- What is needed: All entries are to be returned verbatim.

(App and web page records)
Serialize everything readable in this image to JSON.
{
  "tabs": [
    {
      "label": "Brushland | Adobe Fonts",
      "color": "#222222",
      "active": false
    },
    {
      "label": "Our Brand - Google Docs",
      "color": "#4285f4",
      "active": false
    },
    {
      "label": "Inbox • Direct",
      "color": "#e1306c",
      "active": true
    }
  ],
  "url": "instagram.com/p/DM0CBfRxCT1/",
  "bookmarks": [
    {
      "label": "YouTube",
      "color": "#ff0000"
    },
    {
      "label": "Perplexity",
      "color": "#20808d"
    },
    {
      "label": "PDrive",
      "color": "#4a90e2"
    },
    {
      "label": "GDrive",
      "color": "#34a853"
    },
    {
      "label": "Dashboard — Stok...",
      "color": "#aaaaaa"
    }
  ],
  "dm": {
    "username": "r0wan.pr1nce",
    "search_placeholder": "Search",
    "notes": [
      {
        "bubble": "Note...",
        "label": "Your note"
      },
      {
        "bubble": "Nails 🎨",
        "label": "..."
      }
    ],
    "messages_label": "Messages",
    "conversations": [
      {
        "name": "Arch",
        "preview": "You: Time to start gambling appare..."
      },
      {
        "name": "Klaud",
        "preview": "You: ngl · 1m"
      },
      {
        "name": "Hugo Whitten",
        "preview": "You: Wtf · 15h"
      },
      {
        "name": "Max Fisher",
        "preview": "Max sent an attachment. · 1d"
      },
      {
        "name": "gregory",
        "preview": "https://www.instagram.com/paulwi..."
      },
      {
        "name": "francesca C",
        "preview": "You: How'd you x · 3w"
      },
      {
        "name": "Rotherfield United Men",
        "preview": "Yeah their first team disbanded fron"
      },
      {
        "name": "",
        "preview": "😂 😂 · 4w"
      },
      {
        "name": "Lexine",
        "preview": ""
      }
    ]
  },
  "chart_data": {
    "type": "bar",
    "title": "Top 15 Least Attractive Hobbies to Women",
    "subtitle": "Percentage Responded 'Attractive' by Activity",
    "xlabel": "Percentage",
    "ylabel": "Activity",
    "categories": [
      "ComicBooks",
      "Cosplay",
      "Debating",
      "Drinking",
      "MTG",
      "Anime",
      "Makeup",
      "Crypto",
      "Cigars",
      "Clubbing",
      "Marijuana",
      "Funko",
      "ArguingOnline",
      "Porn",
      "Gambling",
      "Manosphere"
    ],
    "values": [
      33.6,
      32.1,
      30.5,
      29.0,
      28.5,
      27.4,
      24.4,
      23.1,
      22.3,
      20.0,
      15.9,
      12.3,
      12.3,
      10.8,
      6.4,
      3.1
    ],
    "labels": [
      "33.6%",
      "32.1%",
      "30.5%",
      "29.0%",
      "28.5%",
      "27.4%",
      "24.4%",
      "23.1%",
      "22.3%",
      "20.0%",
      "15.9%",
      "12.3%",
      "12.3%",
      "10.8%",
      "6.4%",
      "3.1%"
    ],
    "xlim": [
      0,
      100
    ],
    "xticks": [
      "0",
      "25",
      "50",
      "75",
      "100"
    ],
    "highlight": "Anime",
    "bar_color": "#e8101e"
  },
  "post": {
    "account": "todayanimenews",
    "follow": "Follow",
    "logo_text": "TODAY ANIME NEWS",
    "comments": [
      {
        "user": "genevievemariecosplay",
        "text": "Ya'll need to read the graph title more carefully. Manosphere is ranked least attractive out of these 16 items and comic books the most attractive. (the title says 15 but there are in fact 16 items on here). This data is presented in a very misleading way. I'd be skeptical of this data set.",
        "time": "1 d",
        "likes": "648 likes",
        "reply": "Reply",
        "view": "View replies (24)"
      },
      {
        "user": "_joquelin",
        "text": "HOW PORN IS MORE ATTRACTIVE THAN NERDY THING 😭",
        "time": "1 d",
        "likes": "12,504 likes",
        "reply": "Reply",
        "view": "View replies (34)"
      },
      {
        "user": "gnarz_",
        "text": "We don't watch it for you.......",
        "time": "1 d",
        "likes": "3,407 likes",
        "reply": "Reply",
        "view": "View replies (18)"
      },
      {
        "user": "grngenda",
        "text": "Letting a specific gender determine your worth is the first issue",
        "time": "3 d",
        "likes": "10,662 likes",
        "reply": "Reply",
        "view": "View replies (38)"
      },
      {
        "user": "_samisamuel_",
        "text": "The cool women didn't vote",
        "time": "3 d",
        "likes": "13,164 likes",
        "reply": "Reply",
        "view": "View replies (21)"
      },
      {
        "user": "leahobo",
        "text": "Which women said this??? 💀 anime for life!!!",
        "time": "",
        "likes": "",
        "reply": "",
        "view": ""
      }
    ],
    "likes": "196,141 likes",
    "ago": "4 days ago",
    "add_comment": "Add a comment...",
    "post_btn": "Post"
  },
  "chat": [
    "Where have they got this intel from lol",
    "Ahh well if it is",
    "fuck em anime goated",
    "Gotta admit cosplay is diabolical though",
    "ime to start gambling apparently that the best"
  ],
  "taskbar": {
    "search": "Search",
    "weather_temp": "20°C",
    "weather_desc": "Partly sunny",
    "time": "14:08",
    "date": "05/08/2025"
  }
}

- Response to this exercise:
Serialize everything readable in this image to JSON.
{
  "tabs": [
    {
      "label": "Brushland | Adobe Fonts",
      "color": "#222222",
      "active": false
    },
    {
      "label": "Our Brand - Google Docs",
      "color": "#4285f4",
      "active": false
    },
    {
      "label": "Inbox • Direct",
      "color": "#e1306c",
      "active": true
    }
  ],
  "url": "instagram.com/p/DM0CBfRxCT1/",
  "bookmarks": [
    {
      "label": "YouTube",
      "color": "#ff0000"
    },
    {
      "label": "Perplexity",
      "color": "#20808d"
    },
    {
      "label": "PDrive",
      "color": "#4a90e2"
    },
    {
      "label": "GDrive",
      "color": "#34a853"
    },
    {
      "label": "Dashboard — Stok...",
      "color": "#aaaaaa"
    }
  ],
  "dm": {
    "username": "r0wan.pr1nce",
    "search_placeholder": "Search",
    "notes": [
      {
        "bubble": "Note...",
        "label": "Your note"
      },
      {
        "bubble": "Nails 🎨",
        "label": "..."
      }
    ],
    "messages_label": "Messages",
    "conversations": [
      {
        "name": "Arch",
        "preview": "You: Time to start gambling appare..."
      },
      {
        "name": "Klaud",
        "preview": "You: ngl · 1m"
      },
      {
        "name": "Hugo Whitten",
        "preview": "You: Wtf · 15h"
      },
      {
        "name": "Max Fisher",
        "preview": "Max sent an attachment. · 1d"
      },
      {
        "name": "gregory",
        "preview": "https://www.instagram.com/paulwi..."
      },
      {
        "name": "francesca C",
        "preview": "You: How'd you x · 3w"
      },
      {
        "name": "Rotherfield United Men",
        "preview": "Yeah their first team disbanded fron"
      },
      {
        "name": "",
        "preview": "😂 😂 · 4w"
      },
      {
        "name": "Lexine",
        "preview": ""
      }
    ]
  },
  "chart_data": {
    "type": "bar",
    "title": "Top 15 Least Attractive Hobbies to Women",
    "subtitle": "Percentage Responded 'Attractive' by Activity",
    "xlabel": "Percentage",
    "ylabel": "Activity",
    "categories": [
      "ComicBooks",
      "Cosplay",
      "Debating",
      "Drinking",
      "MTG",
      "Anime",
      "Makeup",
      "Crypto",
      "Cigars",
      "Clubbing",
      "Marijuana",
      "Funko",
      "ArguingOnline",
      "Porn",
      "Gambling",
      "Manosphere"
    ],
    "values": [
      33.6,
      32.1,
      30.5,
      29.0,
      28.5,
      27.4,
      24.4,
      23.1,
      22.3,
      20.0,
      15.9,
      12.3,
      12.3,
      10.8,
      6.4,
      3.1
    ],
    "labels": [
      "33.6%",
      "32.1%",
      "30.5%",
      "29.0%",
      "28.5%",
      "27.4%",
      "24.4%",
      "23.1%",
      "22.3%",
      "20.0%",
      "15.9%",
      "12.3%",
      "12.3%",
      "10.8%",
      "6.4%",
      "3.1%"
    ],
    "xlim": [
      0,
      100
    ],
    "xticks": [
      "0",
      "25",
      "50",
      "75",
      "100"
    ],
    "highlight": "Anime",
    "bar_color": "#e8101e"
  },
  "post": {
    "account": "todayanimenews",
    "follow": "Follow",
    "logo_text": "TODAY ANIME NEWS",
    "comments": [
      {
        "user": "genevievemariecosplay",
        "text": "Ya'll need to read the graph title more carefully. Manosphere is ranked least attractive out of these 16 items and comic books the most attractive. (the title says 15 but there are in fact 16 items on here). This data is presented in a very misleading way. I'd be skeptical of this data set.",
        "time": "1 d",
        "likes": "648 likes",
        "reply": "Reply",
        "view": "View replies (24)"
      },
      {
        "user": "_joquelin",
        "text": "HOW PORN IS MORE ATTRACTIVE THAN NERDY THING 😭",
        "time": "1 d",
        "likes": "12,504 likes",
        "reply": "Reply",
        "view": "View replies (34)"
      },
      {
        "user": "gnarz_",
        "text": "We don't watch it for you.......",
        "time": "1 d",
        "likes": "3,407 likes",
        "reply": "Reply",
        "view": "View replies (18)"
      },
      {
        "user": "grngenda",
        "text": "Letting a specific gender determine your worth is the first issue",
        "time": "3 d",
        "likes": "10,662 likes",
        "reply": "Reply",
        "view": "View replies (38)"
      },
      {
        "user": "_samisamuel_",
        "text": "The cool women didn't vote",
        "time": "3 d",
        "likes": "13,164 likes",
        "reply": "Reply",
        "view": "View replies (21)"
      },
      {
        "user": "leahobo",
        "text": "Which women said this??? 💀 anime for life!!!",
        "time": "",
        "likes": "",
        "reply": "",
        "view": ""
      }
    ],
    "likes": "196,141 likes",
    "ago": "4 days ago",
    "add_comment": "Add a comment...",
    "post_btn": "Post"
  },
  "chat": [
    "Where have they got this intel from lol",
    "Ahh well if it is",
    "fuck em anime goated",
    "Gotta admit cosplay is diabolical though",
    "ime to start gambling apparently that the best"
  ],
  "taskbar": {
    "search": "Search",
    "weather_temp": "20°C",
    "weather_desc": "Partly sunny",
    "time": "14:08",
    "date": "05/08/2025"
  }
}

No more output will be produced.